-- Goal of the exercise --
Read through the data and report every line in which the word "click" occurs.

+++

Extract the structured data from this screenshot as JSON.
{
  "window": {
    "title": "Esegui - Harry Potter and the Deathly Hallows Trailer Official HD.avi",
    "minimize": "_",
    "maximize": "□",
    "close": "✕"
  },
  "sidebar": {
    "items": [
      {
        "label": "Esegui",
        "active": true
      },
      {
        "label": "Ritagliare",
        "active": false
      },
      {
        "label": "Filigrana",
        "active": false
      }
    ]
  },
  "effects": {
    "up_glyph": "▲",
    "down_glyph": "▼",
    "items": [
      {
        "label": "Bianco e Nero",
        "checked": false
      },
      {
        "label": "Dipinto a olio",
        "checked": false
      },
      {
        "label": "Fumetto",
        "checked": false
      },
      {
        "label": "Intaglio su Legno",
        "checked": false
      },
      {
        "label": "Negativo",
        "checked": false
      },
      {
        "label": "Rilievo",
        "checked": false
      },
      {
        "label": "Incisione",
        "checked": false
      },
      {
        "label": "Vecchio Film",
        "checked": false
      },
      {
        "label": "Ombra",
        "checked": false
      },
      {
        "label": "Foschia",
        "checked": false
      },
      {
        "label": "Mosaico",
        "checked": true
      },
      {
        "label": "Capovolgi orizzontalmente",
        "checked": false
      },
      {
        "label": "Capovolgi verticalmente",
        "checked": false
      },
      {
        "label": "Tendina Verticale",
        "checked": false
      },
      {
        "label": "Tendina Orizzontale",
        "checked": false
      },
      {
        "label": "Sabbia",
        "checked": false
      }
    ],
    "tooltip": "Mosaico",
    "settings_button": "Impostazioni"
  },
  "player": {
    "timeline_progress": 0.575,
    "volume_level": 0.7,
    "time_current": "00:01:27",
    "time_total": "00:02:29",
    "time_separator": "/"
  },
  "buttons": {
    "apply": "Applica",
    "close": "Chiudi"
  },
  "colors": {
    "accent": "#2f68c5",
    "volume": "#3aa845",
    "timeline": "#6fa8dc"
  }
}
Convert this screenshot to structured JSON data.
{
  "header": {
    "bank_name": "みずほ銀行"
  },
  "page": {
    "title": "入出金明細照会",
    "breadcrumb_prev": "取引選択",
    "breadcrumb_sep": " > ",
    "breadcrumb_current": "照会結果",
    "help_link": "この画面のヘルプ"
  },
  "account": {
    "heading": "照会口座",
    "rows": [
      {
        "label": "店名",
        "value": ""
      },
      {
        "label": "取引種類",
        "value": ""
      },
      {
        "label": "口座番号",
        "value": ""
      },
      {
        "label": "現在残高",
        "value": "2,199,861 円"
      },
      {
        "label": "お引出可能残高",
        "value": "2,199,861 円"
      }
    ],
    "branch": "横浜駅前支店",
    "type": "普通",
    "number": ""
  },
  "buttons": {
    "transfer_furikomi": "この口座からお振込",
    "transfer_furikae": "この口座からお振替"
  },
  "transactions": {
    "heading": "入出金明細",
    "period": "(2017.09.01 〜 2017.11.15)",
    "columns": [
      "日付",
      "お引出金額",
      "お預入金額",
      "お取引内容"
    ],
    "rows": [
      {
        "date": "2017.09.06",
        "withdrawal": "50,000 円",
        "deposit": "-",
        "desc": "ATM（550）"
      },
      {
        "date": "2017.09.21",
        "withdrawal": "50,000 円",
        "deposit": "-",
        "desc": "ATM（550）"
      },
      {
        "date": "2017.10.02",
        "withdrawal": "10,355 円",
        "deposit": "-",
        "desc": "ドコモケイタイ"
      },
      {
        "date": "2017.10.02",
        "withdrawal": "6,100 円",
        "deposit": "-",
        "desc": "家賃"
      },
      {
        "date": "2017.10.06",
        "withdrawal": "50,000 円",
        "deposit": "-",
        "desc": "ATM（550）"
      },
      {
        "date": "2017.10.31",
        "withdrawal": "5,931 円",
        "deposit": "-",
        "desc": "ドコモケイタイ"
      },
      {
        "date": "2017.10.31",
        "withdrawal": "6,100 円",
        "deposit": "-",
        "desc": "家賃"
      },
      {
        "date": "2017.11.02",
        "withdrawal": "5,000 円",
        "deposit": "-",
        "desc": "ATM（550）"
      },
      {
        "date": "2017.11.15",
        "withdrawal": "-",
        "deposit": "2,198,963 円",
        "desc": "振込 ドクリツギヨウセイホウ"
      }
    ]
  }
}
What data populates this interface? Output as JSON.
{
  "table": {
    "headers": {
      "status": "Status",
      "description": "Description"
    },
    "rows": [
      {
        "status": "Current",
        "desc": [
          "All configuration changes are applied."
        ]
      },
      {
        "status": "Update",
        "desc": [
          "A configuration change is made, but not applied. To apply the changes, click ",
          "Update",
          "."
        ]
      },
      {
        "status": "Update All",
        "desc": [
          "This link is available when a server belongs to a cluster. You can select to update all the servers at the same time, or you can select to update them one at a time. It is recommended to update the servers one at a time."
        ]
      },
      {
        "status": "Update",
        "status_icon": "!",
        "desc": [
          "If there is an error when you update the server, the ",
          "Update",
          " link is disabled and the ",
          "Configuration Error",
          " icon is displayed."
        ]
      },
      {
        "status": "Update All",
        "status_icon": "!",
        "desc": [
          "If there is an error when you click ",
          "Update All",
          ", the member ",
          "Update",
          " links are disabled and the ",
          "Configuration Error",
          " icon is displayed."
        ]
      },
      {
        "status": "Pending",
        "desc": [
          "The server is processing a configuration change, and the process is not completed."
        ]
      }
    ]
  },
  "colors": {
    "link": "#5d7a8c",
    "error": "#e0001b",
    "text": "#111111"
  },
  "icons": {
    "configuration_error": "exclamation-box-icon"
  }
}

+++

-- Exercise answer --
          "A configuration change is made, but not applied. To apply the changes, click ",
          "If there is an error when you click ",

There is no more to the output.